(Entries provided Opens)
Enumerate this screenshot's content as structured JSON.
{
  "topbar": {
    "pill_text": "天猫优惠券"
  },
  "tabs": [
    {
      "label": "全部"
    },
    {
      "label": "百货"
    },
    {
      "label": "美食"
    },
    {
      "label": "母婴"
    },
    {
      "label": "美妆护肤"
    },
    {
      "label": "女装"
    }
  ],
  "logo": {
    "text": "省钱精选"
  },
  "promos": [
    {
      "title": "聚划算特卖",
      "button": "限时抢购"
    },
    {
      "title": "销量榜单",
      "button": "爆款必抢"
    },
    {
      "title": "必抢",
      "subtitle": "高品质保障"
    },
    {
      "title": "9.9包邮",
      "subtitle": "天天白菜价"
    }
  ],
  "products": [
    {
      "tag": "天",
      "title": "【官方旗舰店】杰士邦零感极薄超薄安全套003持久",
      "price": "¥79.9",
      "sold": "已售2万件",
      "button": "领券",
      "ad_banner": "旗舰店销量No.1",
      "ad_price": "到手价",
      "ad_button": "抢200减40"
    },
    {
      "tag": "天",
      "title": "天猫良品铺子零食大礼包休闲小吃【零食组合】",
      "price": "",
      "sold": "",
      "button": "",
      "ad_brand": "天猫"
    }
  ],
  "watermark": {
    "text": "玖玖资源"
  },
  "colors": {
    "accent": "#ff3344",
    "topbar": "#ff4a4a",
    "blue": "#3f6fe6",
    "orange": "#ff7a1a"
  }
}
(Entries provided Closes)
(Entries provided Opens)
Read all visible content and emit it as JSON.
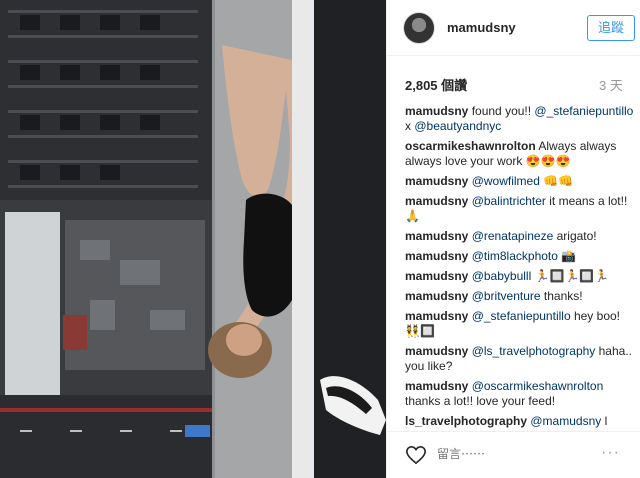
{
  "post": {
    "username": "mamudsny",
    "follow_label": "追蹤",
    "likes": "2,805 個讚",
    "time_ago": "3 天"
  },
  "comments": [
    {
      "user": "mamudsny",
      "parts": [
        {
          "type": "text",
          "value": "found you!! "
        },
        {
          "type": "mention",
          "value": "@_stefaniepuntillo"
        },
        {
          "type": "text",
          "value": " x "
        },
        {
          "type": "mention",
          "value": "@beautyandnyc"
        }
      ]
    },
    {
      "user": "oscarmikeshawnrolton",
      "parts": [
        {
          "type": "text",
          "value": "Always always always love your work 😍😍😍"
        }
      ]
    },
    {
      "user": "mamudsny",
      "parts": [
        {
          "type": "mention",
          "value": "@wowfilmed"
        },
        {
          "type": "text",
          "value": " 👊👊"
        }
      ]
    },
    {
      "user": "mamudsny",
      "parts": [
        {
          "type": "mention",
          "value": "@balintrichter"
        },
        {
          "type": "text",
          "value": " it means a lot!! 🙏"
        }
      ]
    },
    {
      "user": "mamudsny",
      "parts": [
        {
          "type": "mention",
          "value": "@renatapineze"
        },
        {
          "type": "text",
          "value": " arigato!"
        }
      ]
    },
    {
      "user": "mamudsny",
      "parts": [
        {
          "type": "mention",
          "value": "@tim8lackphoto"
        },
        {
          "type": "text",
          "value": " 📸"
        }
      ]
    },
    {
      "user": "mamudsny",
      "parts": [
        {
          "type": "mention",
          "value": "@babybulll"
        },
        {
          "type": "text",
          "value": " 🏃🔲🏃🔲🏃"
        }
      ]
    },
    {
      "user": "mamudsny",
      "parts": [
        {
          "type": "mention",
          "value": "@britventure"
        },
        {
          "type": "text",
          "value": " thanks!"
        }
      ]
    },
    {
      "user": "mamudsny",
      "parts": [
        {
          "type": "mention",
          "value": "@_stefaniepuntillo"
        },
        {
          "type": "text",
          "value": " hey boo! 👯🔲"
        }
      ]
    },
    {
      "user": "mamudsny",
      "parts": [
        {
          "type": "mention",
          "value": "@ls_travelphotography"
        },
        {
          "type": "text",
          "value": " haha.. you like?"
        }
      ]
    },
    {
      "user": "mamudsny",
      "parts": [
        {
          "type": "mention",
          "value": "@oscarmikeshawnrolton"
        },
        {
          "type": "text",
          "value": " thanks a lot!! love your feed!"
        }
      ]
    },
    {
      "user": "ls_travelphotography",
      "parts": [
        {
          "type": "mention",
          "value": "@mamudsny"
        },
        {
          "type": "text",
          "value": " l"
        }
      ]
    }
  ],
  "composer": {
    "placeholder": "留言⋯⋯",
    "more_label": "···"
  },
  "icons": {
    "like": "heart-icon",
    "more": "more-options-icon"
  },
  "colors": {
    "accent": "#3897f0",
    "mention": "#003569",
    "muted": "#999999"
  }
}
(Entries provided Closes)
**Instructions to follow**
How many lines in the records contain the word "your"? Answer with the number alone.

**Exercise solution**
2